**Your assignment**
All lines with the word "icon" are to be found and copied from the listing.

**Listed records**
--- --- ---

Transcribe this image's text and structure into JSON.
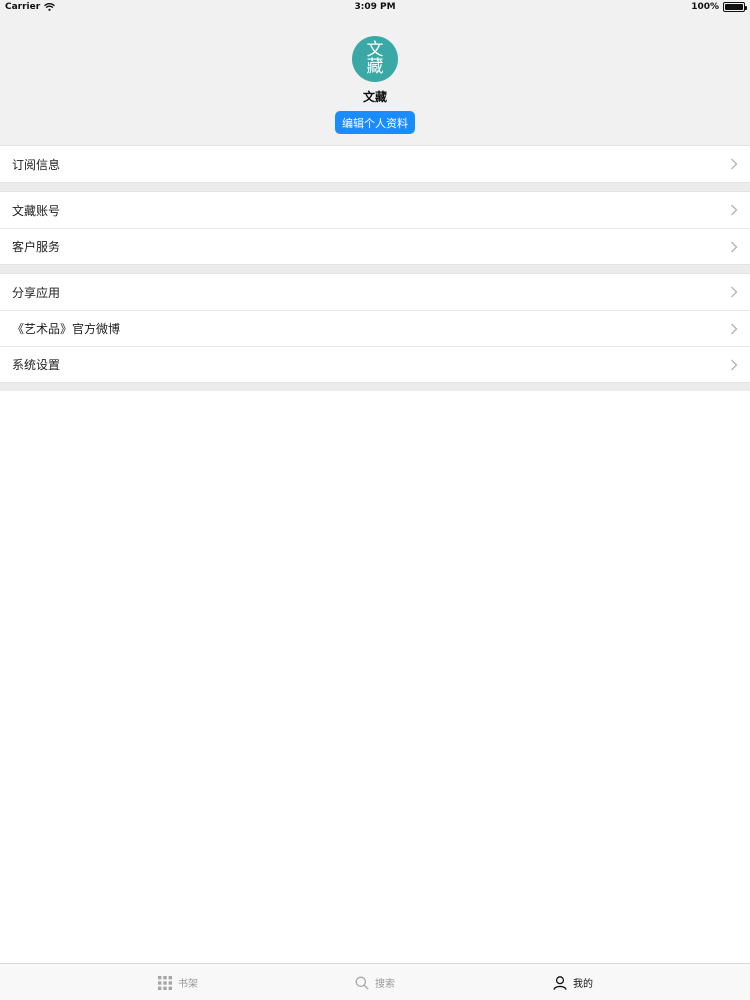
{
  "status_bar": {
    "carrier": "Carrier",
    "time": "3:09 PM",
    "battery": "100%",
    "battery_level": 1.0
  },
  "profile": {
    "avatar_text_line1": "文",
    "avatar_text_line2": "藏",
    "avatar_color": "#3aa9a5",
    "name": "文藏",
    "edit_button_label": "编辑个人资料",
    "accent_color": "#1a8cff"
  },
  "menu": {
    "group1": [
      {
        "label": "订阅信息"
      }
    ],
    "group2": [
      {
        "label": "文藏账号"
      },
      {
        "label": "客户服务"
      }
    ],
    "group3": [
      {
        "label": "分享应用"
      },
      {
        "label": "《艺术品》官方微博"
      },
      {
        "label": "系统设置"
      }
    ],
    "chevron_icon": "chevron-right-icon"
  },
  "tab_bar": {
    "tabs": [
      {
        "label": "书架",
        "icon": "grid-icon",
        "selected": false
      },
      {
        "label": "搜索",
        "icon": "search-icon",
        "selected": false
      },
      {
        "label": "我的",
        "icon": "user-icon",
        "selected": true
      }
    ]
  }
}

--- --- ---

**Answer section**
    "chevron_icon": "chevron-right-icon"
        "icon": "grid-icon",
        "icon": "search-icon",
        "icon": "user-icon",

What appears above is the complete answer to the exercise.